Kimura also notes the impact of the bursting of the bubble economy on Japan's club scene. "In the last few years it's become difficult to get sponsorship," he says. "Only a few guys can survive by organizing parties; most do it as a hobby. Now in Japan it's really tough. Even if someone has talent, they can't succeed without connections."

To put himself in a better negotiating position, Kimura founded the management company Futique ten years ago. The company is one of the leading players on the Japanese club scene, and recently hosted UK superstar DJ John Digweed, whose Bedrock label Kimura represents in Japan. "Pioneer, which owns the Bedrock catalog, asked me to put together a Japan edition for the series," he says. "Even though I'm influenced mainly by US house and Digweed is known for more trance-y stuff, recently he plays deeper stuff, so our sets worked well together."

As one of Japan's most respected DJs, Kimura gets plenty of fresh vinyl sent to him, but the DJ still hits Shibuya shops like Cisco for new material. "Most of what the record labels send me is garbage," he scoffs, lamenting the lack of good new vocal tracks. "If they have a nice track, they don't need to promote it. It sells itself."

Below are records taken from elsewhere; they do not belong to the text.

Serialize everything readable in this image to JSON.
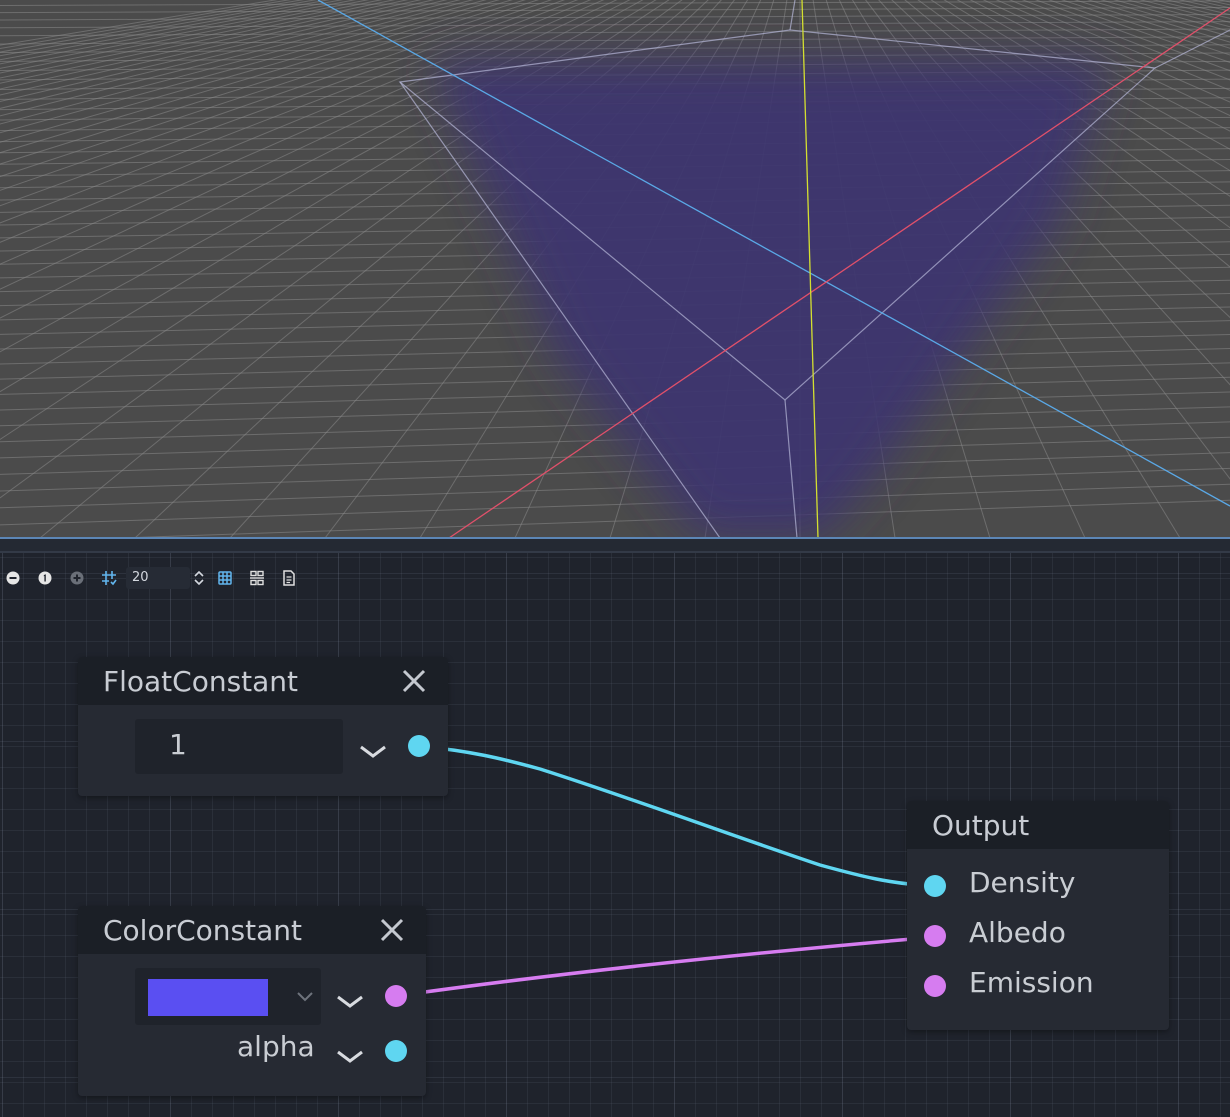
{
  "toolbar": {
    "zoom_out_icon": "minus-circle-icon",
    "zoom_reset_icon": "one-circle-icon",
    "zoom_in_icon": "plus-circle-icon",
    "snap_icon": "snap-grid-icon",
    "snap_value": "20",
    "grid_icon": "grid-toggle-icon",
    "minimap_icon": "arrange-nodes-icon",
    "script_icon": "document-icon"
  },
  "nodes": {
    "float_constant": {
      "title": "FloatConstant",
      "value": "1",
      "port_color": "#5fd6f1"
    },
    "color_constant": {
      "title": "ColorConstant",
      "swatch_color": "#5a4ff2",
      "alpha_label": "alpha",
      "rgb_port_color": "#d67cf0",
      "alpha_port_color": "#5fd6f1"
    },
    "output": {
      "title": "Output",
      "ports": [
        {
          "label": "Density",
          "color": "#5fd6f1"
        },
        {
          "label": "Albedo",
          "color": "#d67cf0"
        },
        {
          "label": "Emission",
          "color": "#d67cf0"
        }
      ]
    }
  },
  "colors": {
    "float_wire": "#5fd6f1",
    "color_wire": "#d67cf0",
    "fog_volume": "#3e3670",
    "x_axis": "#e0506a",
    "y_axis": "#d4e030",
    "z_axis": "#5aa8e6"
  }
}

Meanwhile, Kimura says he's still got plenty of DJing left in him. "Last week I went to the last big gay party at Liquid Room before it closed. As I listened to classic house tracks, it brought back great memories from the past. I really noticed how a DJ can make people happy. I thought if I can continue to make people happy then I want to DJ as long as I can."

Kool@Yellow, 1/31, 10pm, ¥3,000. Tel: 03-3746-2368.

En@Air, 2/12, 10pm, ¥1,000. Tel: 03-5784-3386.

credit: Futique